THE PROBLEM: The following data is to be repeated exactly, its pictures excluded.

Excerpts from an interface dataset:
- - - - -
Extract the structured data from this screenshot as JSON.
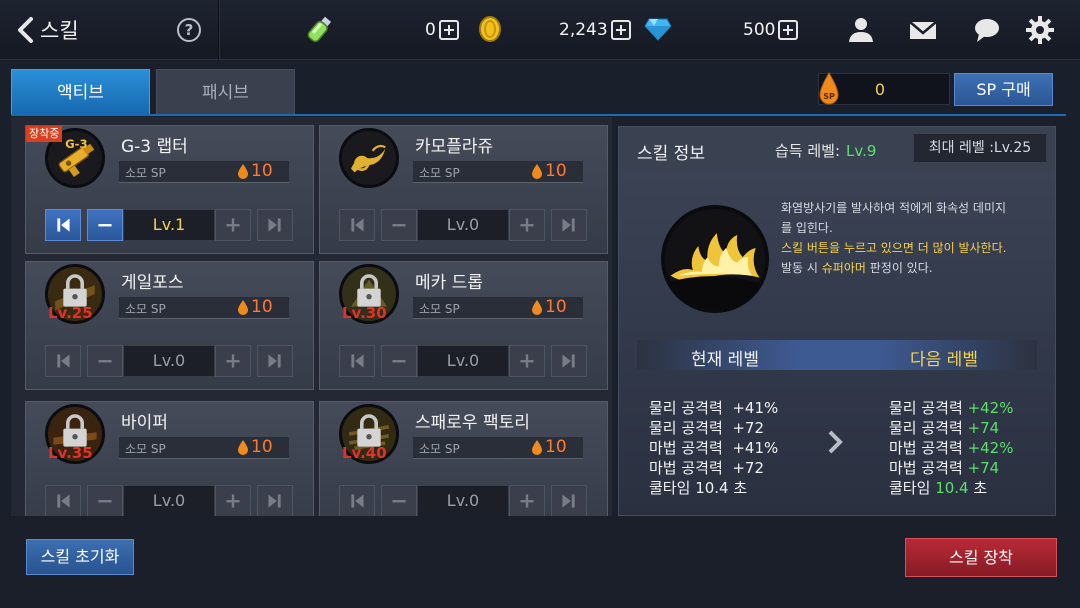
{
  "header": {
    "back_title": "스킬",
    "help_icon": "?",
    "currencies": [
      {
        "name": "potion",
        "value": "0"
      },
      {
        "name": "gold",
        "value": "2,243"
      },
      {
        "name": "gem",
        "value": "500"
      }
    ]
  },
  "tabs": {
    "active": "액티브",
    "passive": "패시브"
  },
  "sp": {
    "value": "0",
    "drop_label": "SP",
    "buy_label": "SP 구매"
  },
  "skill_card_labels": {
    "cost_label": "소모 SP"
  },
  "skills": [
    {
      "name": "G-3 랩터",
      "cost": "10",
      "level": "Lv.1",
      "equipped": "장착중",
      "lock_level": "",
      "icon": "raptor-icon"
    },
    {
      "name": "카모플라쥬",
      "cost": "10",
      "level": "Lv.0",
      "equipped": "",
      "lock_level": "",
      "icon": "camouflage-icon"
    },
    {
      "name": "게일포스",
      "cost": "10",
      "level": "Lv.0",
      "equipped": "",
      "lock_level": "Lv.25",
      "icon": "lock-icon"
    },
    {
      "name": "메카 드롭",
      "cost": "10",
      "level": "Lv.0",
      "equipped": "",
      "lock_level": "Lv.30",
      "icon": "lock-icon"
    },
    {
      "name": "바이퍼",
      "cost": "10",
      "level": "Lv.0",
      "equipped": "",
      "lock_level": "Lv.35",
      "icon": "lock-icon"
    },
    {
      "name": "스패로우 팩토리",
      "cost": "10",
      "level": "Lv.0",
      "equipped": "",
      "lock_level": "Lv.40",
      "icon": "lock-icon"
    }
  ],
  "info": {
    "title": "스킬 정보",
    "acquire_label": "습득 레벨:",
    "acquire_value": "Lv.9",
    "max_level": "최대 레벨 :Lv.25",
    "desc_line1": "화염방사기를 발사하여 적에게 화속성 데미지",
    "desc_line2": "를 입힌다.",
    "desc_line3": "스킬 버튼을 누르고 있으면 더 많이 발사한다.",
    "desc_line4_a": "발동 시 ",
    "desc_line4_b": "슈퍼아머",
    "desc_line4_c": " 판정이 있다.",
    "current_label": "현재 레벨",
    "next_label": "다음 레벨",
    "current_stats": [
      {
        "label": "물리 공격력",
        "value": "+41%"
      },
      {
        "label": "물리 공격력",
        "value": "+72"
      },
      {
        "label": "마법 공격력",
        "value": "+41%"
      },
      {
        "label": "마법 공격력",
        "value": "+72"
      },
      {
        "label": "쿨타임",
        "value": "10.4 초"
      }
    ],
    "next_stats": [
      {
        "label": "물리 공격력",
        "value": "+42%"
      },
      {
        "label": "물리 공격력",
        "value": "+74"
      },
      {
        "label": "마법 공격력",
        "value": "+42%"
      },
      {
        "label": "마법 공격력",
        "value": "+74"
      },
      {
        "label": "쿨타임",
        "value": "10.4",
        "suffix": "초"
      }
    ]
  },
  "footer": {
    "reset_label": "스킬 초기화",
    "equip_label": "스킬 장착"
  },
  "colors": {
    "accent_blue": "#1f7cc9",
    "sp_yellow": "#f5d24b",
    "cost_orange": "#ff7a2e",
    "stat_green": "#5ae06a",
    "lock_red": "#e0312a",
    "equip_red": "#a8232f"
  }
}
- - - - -
YOUR RESPONSE:
Extract the structured data from this screenshot as JSON.
{
  "header": {
    "back_title": "스킬",
    "help_icon": "?",
    "currencies": [
      {
        "name": "potion",
        "value": "0"
      },
      {
        "name": "gold",
        "value": "2,243"
      },
      {
        "name": "gem",
        "value": "500"
      }
    ]
  },
  "tabs": {
    "active": "액티브",
    "passive": "패시브"
  },
  "sp": {
    "value": "0",
    "drop_label": "SP",
    "buy_label": "SP 구매"
  },
  "skill_card_labels": {
    "cost_label": "소모 SP"
  },
  "skills": [
    {
      "name": "G-3 랩터",
      "cost": "10",
      "level": "Lv.1",
      "equipped": "장착중",
      "lock_level": "",
      "icon": "raptor-icon"
    },
    {
      "name": "카모플라쥬",
      "cost": "10",
      "level": "Lv.0",
      "equipped": "",
      "lock_level": "",
      "icon": "camouflage-icon"
    },
    {
      "name": "게일포스",
      "cost": "10",
      "level": "Lv.0",
      "equipped": "",
      "lock_level": "Lv.25",
      "icon": "lock-icon"
    },
    {
      "name": "메카 드롭",
      "cost": "10",
      "level": "Lv.0",
      "equipped": "",
      "lock_level": "Lv.30",
      "icon": "lock-icon"
    },
    {
      "name": "바이퍼",
      "cost": "10",
      "level": "Lv.0",
      "equipped": "",
      "lock_level": "Lv.35",
      "icon": "lock-icon"
    },
    {
      "name": "스패로우 팩토리",
      "cost": "10",
      "level": "Lv.0",
      "equipped": "",
      "lock_level": "Lv.40",
      "icon": "lock-icon"
    }
  ],
  "info": {
    "title": "스킬 정보",
    "acquire_label": "습득 레벨:",
    "acquire_value": "Lv.9",
    "max_level": "최대 레벨 :Lv.25",
    "desc_line1": "화염방사기를 발사하여 적에게 화속성 데미지",
    "desc_line2": "를 입힌다.",
    "desc_line3": "스킬 버튼을 누르고 있으면 더 많이 발사한다.",
    "desc_line4_a": "발동 시 ",
    "desc_line4_b": "슈퍼아머",
    "desc_line4_c": " 판정이 있다.",
    "current_label": "현재 레벨",
    "next_label": "다음 레벨",
    "current_stats": [
      {
        "label": "물리 공격력",
        "value": "+41%"
      },
      {
        "label": "물리 공격력",
        "value": "+72"
      },
      {
        "label": "마법 공격력",
        "value": "+41%"
      },
      {
        "label": "마법 공격력",
        "value": "+72"
      },
      {
        "label": "쿨타임",
        "value": "10.4 초"
      }
    ],
    "next_stats": [
      {
        "label": "물리 공격력",
        "value": "+42%"
      },
      {
        "label": "물리 공격력",
        "value": "+74"
      },
      {
        "label": "마법 공격력",
        "value": "+42%"
      },
      {
        "label": "마법 공격력",
        "value": "+74"
      },
      {
        "label": "쿨타임",
        "value": "10.4",
        "suffix": "초"
      }
    ]
  },
  "footer": {
    "reset_label": "스킬 초기화",
    "equip_label": "스킬 장착"
  },
  "colors": {
    "accent_blue": "#1f7cc9",
    "sp_yellow": "#f5d24b",
    "cost_orange": "#ff7a2e",
    "stat_green": "#5ae06a",
    "lock_red": "#e0312a",
    "equip_red": "#a8232f"
  }
}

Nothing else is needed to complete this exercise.